“When builders focus in on single-family development, they’re looking at a very small fraction of King County’s actual market,” Felt said. About three-quarters of the new units built in the county from 2006 to 2011 was multifamily housing, mainly in the 12 most populous cities.
The county’s latest look at buildable lands shows the area’s housing capacity is more than double its target of 177,589 new units by 2031. About 40 percent of those units will be built in Seattle or Bellevue — and many of them won’t be single-family homes.
Consumers are showing a preference for urban living, Felt said, and that’s why urban apartment rents have grown at a faster rate than home prices in far-flung suburbs. Even in Auburn, Bothell and Burien, cities are working to create downtowns with mixed-use housing near job centers.
According to Seattle city officials, for the first time, single-family homes now make up less than half of the city’s housing stock.
More and more builders are tearing down single-family homes in urban areas and turning them into apartments or town homes — and running into resistance from single-family homeowners in some instances.

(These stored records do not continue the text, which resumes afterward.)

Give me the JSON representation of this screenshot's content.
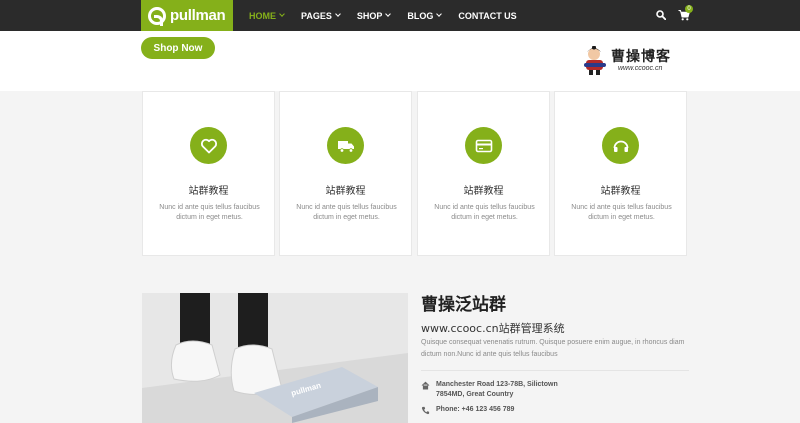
{
  "brand": {
    "name": "pullman",
    "color": "#85b01a"
  },
  "nav": {
    "items": [
      {
        "label": "HOME",
        "dropdown": true
      },
      {
        "label": "PAGES",
        "dropdown": true
      },
      {
        "label": "SHOP",
        "dropdown": true
      },
      {
        "label": "BLOG",
        "dropdown": true
      },
      {
        "label": "CONTACT US",
        "dropdown": false
      }
    ],
    "active": "HOME",
    "cart_count": "0"
  },
  "hero": {
    "shop_button": "Shop Now"
  },
  "watermark": {
    "title": "曹操博客",
    "url": "www.ccooc.cn"
  },
  "features": [
    {
      "icon": "heart-icon",
      "title": "站群教程",
      "desc": "Nunc id ante quis tellus faucibus dictum in eget metus."
    },
    {
      "icon": "truck-icon",
      "title": "站群教程",
      "desc": "Nunc id ante quis tellus faucibus dictum in eget metus."
    },
    {
      "icon": "credit-card-icon",
      "title": "站群教程",
      "desc": "Nunc id ante quis tellus faucibus dictum in eget metus."
    },
    {
      "icon": "headphones-icon",
      "title": "站群教程",
      "desc": "Nunc id ante quis tellus faucibus dictum in eget metus."
    }
  ],
  "about": {
    "title": "曹操泛站群",
    "subtitle": "www.ccooc.cn站群管理系统",
    "body": "Quisque consequat venenatis rutrum. Quisque posuere enim augue, in rhoncus diam dictum non.Nunc id ante quis tellus faucibus",
    "address": "Manchester Road 123-78B, Silictown 7854MD, Great Country",
    "phone": "Phone: +46 123 456 789"
  }
}
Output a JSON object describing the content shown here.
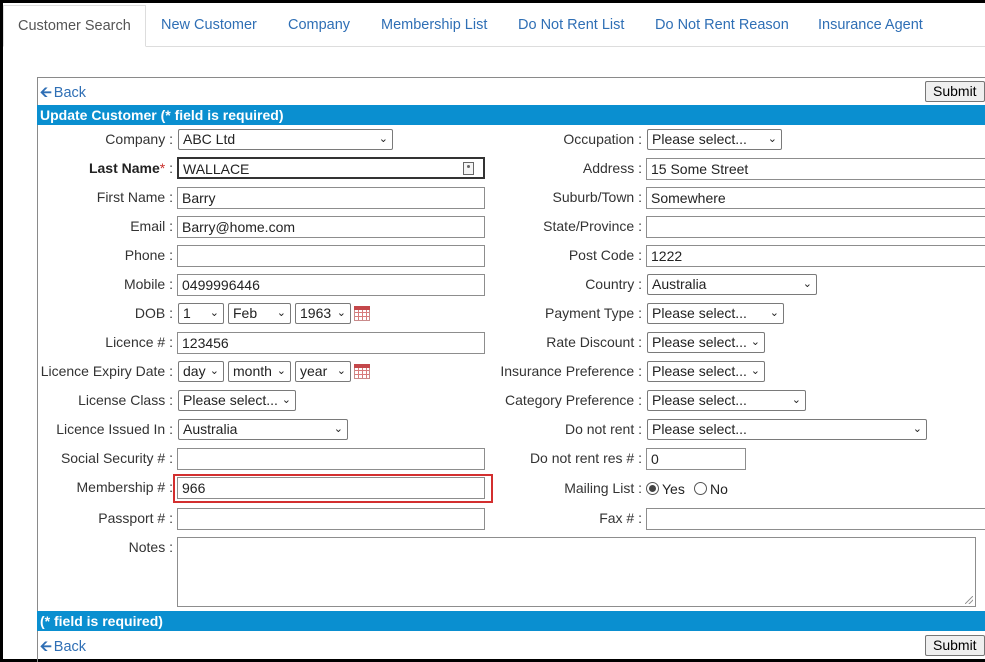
{
  "tabs": [
    "Customer Search",
    "New Customer",
    "Company",
    "Membership List",
    "Do Not Rent List",
    "Do Not Rent Reason",
    "Insurance Agent"
  ],
  "back_label": "Back",
  "submit_label": "Submit",
  "header_text": "Update Customer (* field is required)",
  "footer_text": "(* field is required)",
  "left": {
    "company": {
      "label": "Company :",
      "value": "ABC Ltd"
    },
    "last_name": {
      "label": "Last Name",
      "req": "*",
      "colon": " :",
      "value": "WALLACE"
    },
    "first_name": {
      "label": "First Name :",
      "value": "Barry"
    },
    "email": {
      "label": "Email :",
      "value": "Barry@home.com"
    },
    "phone": {
      "label": "Phone :",
      "value": ""
    },
    "mobile": {
      "label": "Mobile :",
      "value": "0499996446"
    },
    "dob": {
      "label": "DOB :",
      "day": "1",
      "month": "Feb",
      "year": "1963"
    },
    "licence": {
      "label": "Licence # :",
      "value": "123456"
    },
    "licence_expiry": {
      "label": "Licence Expiry Date :",
      "day": "day",
      "month": "month",
      "year": "year"
    },
    "license_class": {
      "label": "License Class :",
      "value": "Please select..."
    },
    "licence_issued": {
      "label": "Licence Issued In :",
      "value": "Australia"
    },
    "social_security": {
      "label": "Social Security # :",
      "value": ""
    },
    "membership": {
      "label": "Membership # :",
      "value": "966"
    },
    "passport": {
      "label": "Passport # :",
      "value": ""
    },
    "notes": {
      "label": "Notes :",
      "value": ""
    }
  },
  "right": {
    "occupation": {
      "label": "Occupation :",
      "value": "Please select..."
    },
    "address": {
      "label": "Address :",
      "value": "15 Some Street"
    },
    "suburb": {
      "label": "Suburb/Town :",
      "value": "Somewhere"
    },
    "state": {
      "label": "State/Province :",
      "value": ""
    },
    "postcode": {
      "label": "Post Code :",
      "value": "1222"
    },
    "country": {
      "label": "Country :",
      "value": "Australia"
    },
    "payment_type": {
      "label": "Payment Type :",
      "value": "Please select..."
    },
    "rate_discount": {
      "label": "Rate Discount :",
      "value": "Please select..."
    },
    "insurance_pref": {
      "label": "Insurance Preference :",
      "value": "Please select..."
    },
    "category_pref": {
      "label": "Category Preference :",
      "value": "Please select..."
    },
    "do_not_rent": {
      "label": "Do not rent :",
      "value": "Please select..."
    },
    "do_not_rent_res": {
      "label": "Do not rent res # :",
      "value": "0"
    },
    "mailing_list": {
      "label": "Mailing List :",
      "yes": "Yes",
      "no": "No",
      "selected": "Yes"
    },
    "fax": {
      "label": "Fax # :",
      "value": ""
    }
  },
  "colors": {
    "accent": "#0a8fd0",
    "link": "#2f6fb5",
    "highlight": "#d32f2f",
    "required": "#c9302c"
  },
  "icons": [
    "arrow-left-icon",
    "calendar-icon",
    "contact-card-icon",
    "chevron-down-icon",
    "resize-grip-icon"
  ]
}
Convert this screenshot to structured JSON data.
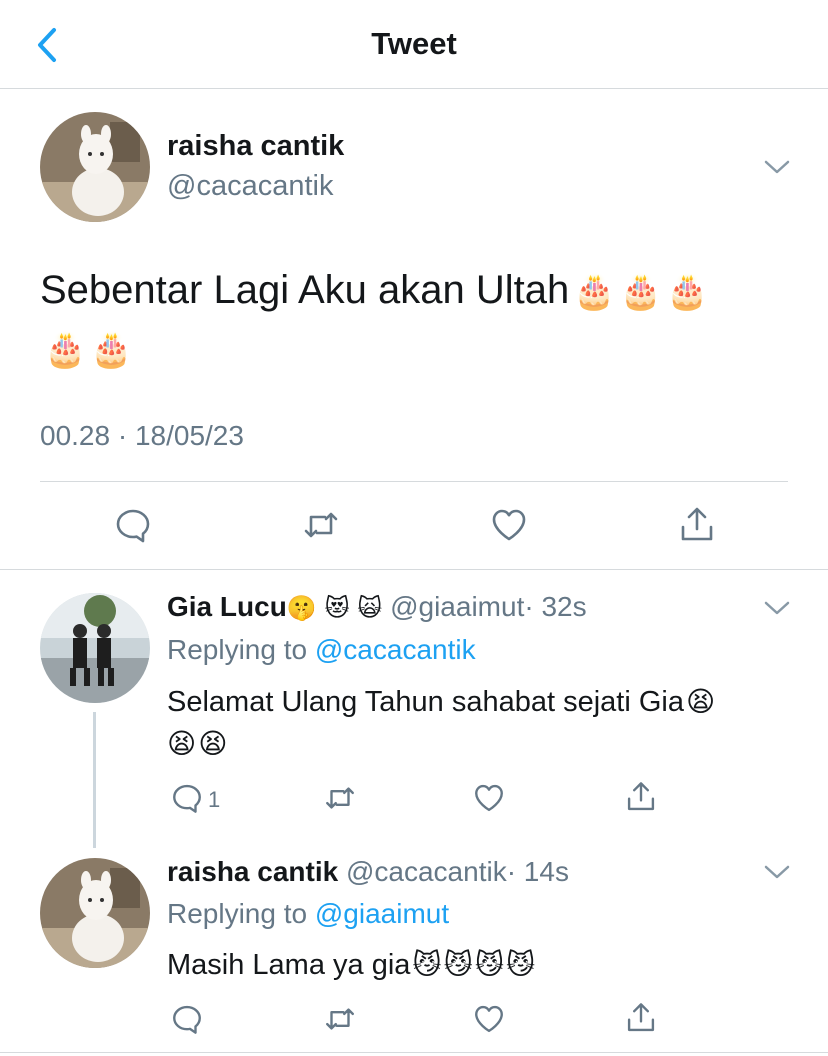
{
  "header": {
    "title": "Tweet",
    "back_icon": "chevron-left-icon",
    "accent": "#1da1f2"
  },
  "main_tweet": {
    "display_name": "raisha cantik",
    "handle": "@cacacantik",
    "text": "Sebentar Lagi Aku akan Ultah",
    "emojis": [
      "🎂",
      "🎂",
      "🎂",
      "🎂",
      "🎂"
    ],
    "timestamp": "00.28 · 18/05/23",
    "actions": [
      "reply-icon",
      "retweet-icon",
      "like-icon",
      "share-icon"
    ]
  },
  "replies": [
    {
      "display_name": "Gia Lucu",
      "name_emojis": [
        "🤫",
        "😻",
        "🙀"
      ],
      "handle": "@giaaimut",
      "time": "· 32s",
      "replying_prefix": "Replying to",
      "replying_to": "@cacacantik",
      "text": "Selamat Ulang Tahun sahabat sejati Gia",
      "emojis": [
        "😫",
        "😫",
        "😫"
      ],
      "reply_count": "1"
    },
    {
      "display_name": "raisha cantik",
      "handle": "@cacacantik",
      "time": "· 14s",
      "replying_prefix": "Replying to",
      "replying_to": "@giaaimut",
      "text": "Masih Lama ya gia",
      "emojis": [
        "😼",
        "😼",
        "😼",
        "😼"
      ]
    }
  ]
}
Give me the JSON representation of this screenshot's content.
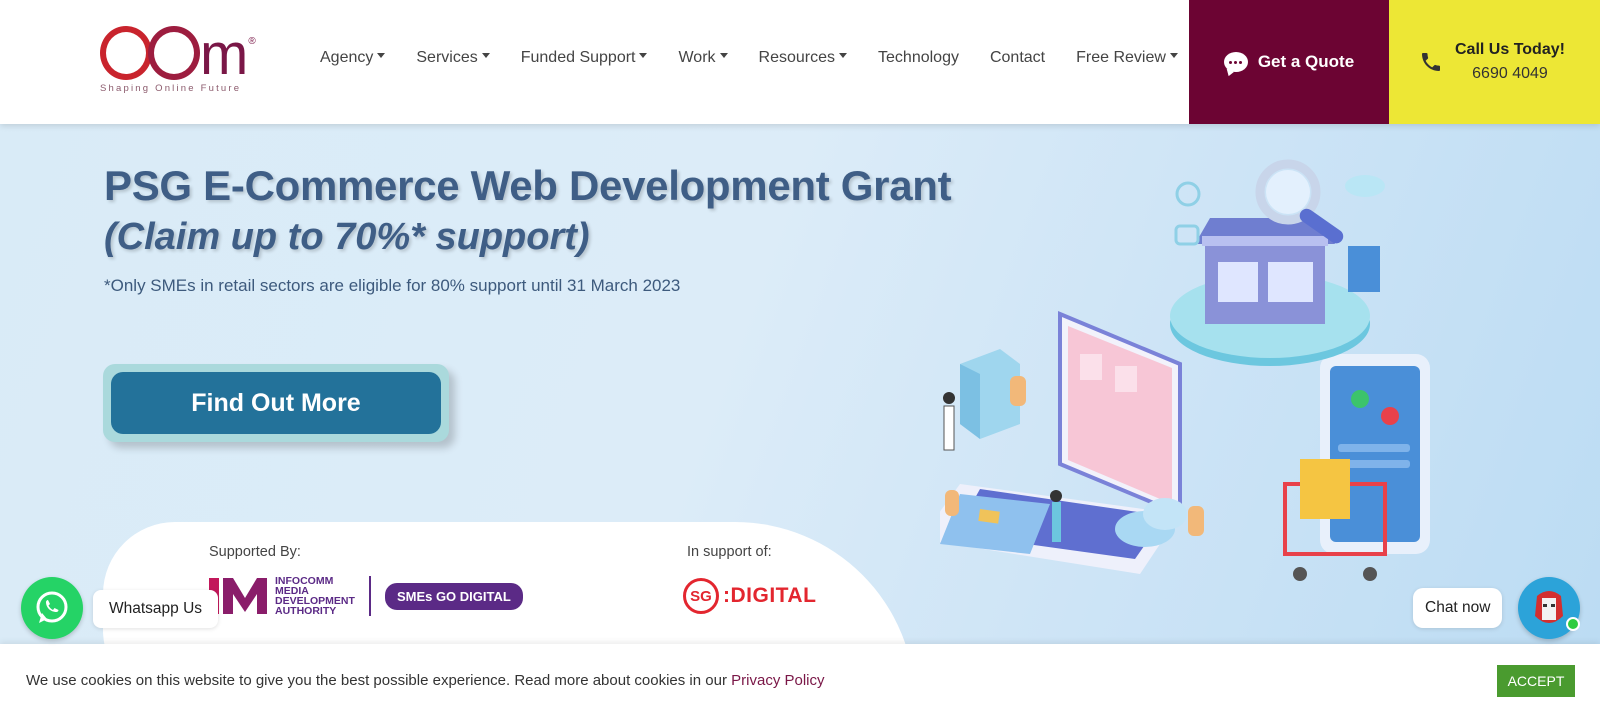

When Eric Campbell, president of CamWest, a division of publicly traded Toll Brothers, met with angry Queen Anne residents in March to present plans for town homes on a 2.5-acre site, he said land prices have risen so high that builders can’t justify anything less than dense housing.
Town homes sell just fine in other markets where his company has built them, Campbell said.
“We’re going to see more and more people choose alternative housing and living closer in,” he said.
Some builders who attended Tuesday’s event say their biggest problem with the current system is the drawn-out, unpredictable permitting process, which adds thousands of dollars to the price of new homes for sale.
“It shouldn’t take three to five years to get a project approved when property is already within the urban-growth boundary area,” said Brian Ross, CEO of Kirkland-based YarrowBay Development.
His company developed the 379-lot Bridges community on Lea Hill near Kent and another master-planned community in Black Diamond.
Opponents of the projects appealed unsuccessfully to both the state Supreme Court and a growth-management hearing board, adding years and cost to the lot prices, he said.
Streamlining the land-entitlement process should be the top priority for cities and lawmakers, Ross said.
“If you could get through the process faster and cut that down to one and a half years, you would have more supply available for the consumer,” he said.
Homebuyers who want single-family homes with yards may be forced to drive farther and farther to reach their center-city jobs, builders say.
San Diego-based Newland Communities has approval for a 6,400-home development called Tehaleh in Pierce County, one of the largest master-planned communities in Washington. The company acquired the 4,200 acres in 2011 from Seattle-based HomeStreet Bank, which had foreclosed on the previous owner.
Scott Jones, Newland’s general manager, said the developer has sold almost 300 homes — priced from the mid-$200s to the low $400s — and expects it’ll be 2035 before the lots are exhausted.
Builders aren’t excited about redeveloping land with pre-existing structures, Jones said, because it’s “extremely difficult” to get permits and financing for those projects.
“Experience tells you those aren’t likely to happen,” he said.